Along with the persistent selloff in China and a collapse in commodity prices that has dropped crude oil below $41 a barrel for the first time since 2009, this suggests a sea change could be underway. Investors could be realizing that more cheap money stimulus isn't coming…or isn’t going to work this time. If so, the long-term uptrend that has held stocks aloft since late 2011 is at risk, as shown above.

Indeed, a recent research paper from the Federal Reserve Bank of St. Louis finds that after six years of quantitative easing that swelled the Fed's balance sheet to $4.5 trillion, the policy "has been ineffective in increasing inflation" and only seems to have boosted stock prices. Moreover, the policy could've very well driven the inequality gap noted by so many.

The ongoing pressure on China and the energy sector, with knock-on impacts on corporate earnings, doesn't look like it's going anywhere either.

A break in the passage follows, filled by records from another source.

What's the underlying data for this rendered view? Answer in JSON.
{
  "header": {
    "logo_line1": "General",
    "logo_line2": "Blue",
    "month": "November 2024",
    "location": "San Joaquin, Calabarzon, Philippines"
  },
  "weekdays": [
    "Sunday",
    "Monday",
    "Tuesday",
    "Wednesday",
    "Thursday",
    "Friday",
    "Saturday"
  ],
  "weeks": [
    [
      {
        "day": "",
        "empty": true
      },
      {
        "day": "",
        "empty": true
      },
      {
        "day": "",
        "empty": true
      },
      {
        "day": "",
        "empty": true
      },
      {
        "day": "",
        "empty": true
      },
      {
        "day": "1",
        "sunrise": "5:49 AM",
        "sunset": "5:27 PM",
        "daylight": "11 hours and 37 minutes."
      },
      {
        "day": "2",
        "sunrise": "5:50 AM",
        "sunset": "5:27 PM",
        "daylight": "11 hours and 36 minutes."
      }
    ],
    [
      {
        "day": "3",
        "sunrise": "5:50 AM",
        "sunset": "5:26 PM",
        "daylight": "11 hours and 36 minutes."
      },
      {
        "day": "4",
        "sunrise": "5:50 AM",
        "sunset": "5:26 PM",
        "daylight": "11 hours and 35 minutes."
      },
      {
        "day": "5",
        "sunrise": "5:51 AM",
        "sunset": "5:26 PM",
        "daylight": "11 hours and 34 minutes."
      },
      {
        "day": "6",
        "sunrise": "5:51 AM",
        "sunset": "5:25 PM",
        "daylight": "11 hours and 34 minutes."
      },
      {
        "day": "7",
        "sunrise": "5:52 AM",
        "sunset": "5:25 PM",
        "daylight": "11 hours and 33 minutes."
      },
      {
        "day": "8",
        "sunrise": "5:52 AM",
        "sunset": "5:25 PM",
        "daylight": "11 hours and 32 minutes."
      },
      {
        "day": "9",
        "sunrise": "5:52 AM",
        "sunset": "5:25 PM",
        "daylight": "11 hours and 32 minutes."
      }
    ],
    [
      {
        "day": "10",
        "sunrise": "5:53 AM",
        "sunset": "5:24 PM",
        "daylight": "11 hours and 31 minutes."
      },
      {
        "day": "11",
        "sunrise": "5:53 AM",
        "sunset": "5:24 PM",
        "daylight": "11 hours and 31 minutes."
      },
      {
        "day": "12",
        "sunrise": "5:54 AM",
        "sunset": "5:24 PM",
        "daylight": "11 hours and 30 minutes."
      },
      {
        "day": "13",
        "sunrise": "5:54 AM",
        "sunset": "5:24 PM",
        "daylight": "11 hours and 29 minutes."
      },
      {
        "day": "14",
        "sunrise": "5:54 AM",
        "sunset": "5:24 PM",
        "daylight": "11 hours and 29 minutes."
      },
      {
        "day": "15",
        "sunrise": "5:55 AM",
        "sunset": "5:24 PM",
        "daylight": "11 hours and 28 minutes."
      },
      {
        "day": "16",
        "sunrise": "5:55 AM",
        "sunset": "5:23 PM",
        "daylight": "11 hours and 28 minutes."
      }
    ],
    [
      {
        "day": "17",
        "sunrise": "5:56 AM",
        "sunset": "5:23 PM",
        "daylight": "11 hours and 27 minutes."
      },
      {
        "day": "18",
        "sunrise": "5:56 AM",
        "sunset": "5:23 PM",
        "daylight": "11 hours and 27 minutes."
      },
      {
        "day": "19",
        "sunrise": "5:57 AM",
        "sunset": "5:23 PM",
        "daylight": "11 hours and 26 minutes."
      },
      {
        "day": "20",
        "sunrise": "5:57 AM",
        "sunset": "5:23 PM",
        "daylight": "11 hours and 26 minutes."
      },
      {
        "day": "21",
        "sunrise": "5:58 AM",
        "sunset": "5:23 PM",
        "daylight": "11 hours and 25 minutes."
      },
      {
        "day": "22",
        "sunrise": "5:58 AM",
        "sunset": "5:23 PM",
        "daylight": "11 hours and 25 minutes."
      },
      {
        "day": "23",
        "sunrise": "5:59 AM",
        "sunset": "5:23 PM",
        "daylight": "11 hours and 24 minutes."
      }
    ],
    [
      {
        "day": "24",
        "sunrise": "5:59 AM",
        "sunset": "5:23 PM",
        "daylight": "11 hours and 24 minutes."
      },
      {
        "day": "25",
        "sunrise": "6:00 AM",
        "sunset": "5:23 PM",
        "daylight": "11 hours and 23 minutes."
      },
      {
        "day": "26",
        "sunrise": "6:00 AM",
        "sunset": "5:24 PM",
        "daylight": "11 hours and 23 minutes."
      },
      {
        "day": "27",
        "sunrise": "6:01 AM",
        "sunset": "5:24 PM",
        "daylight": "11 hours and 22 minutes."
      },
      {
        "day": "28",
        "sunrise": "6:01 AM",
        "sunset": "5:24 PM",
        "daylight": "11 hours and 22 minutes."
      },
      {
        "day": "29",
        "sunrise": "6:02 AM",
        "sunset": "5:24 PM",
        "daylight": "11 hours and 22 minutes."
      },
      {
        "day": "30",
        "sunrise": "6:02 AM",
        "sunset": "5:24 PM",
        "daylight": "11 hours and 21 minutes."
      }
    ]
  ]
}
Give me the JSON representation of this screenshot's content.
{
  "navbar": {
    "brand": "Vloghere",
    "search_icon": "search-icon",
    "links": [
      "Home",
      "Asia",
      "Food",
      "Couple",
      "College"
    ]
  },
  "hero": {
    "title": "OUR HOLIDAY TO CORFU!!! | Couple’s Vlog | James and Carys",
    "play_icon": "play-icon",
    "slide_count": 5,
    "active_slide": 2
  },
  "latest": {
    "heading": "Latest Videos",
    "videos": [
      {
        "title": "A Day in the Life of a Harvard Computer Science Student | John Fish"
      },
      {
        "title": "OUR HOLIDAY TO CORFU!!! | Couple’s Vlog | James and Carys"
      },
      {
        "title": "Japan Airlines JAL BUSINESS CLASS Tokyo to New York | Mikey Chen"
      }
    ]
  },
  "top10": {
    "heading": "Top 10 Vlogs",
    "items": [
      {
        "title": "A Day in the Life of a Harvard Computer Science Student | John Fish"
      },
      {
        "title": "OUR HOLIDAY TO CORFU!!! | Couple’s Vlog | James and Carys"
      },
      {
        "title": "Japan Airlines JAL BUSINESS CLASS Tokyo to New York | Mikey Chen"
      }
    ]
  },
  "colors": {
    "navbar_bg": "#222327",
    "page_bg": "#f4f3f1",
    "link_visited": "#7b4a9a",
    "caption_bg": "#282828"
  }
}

Everything now depends on the flow of data in the weeks to come, especially the August payroll report on Sept. 4. In the minutes, "several" officials thought "maximum employment could take longer to achieve," citing slow wage growth. They also worried that a premature rate hike would further strengthen the dollar, which in turn would further pressure oil and other commodity prices and thus further weaken the inflation outlook.

Related: The Clearest Sign That the Job Market Hasn’t Really Recovered​

If there is no rate hike in September, Societe Generale economist Aneta Markowska wonders whether a 2015 hike will happen at all since neither October nor December are attractive options. October lacks a scheduled press conference (ostensibly, Fed Chair Janet Yellen will want to explain the reasoning behind the liftoff once it happens), while a December hike would coincide with lower year-end trading volumes, magnifying a potential bond market selloff. December might also be too close to another potential seasonal GDP slowdown in the first quarter of 2016.

Mark your calendars: If the last couple of days were any indication, the Sept. 17 policy announcement will give stocks a wild ride.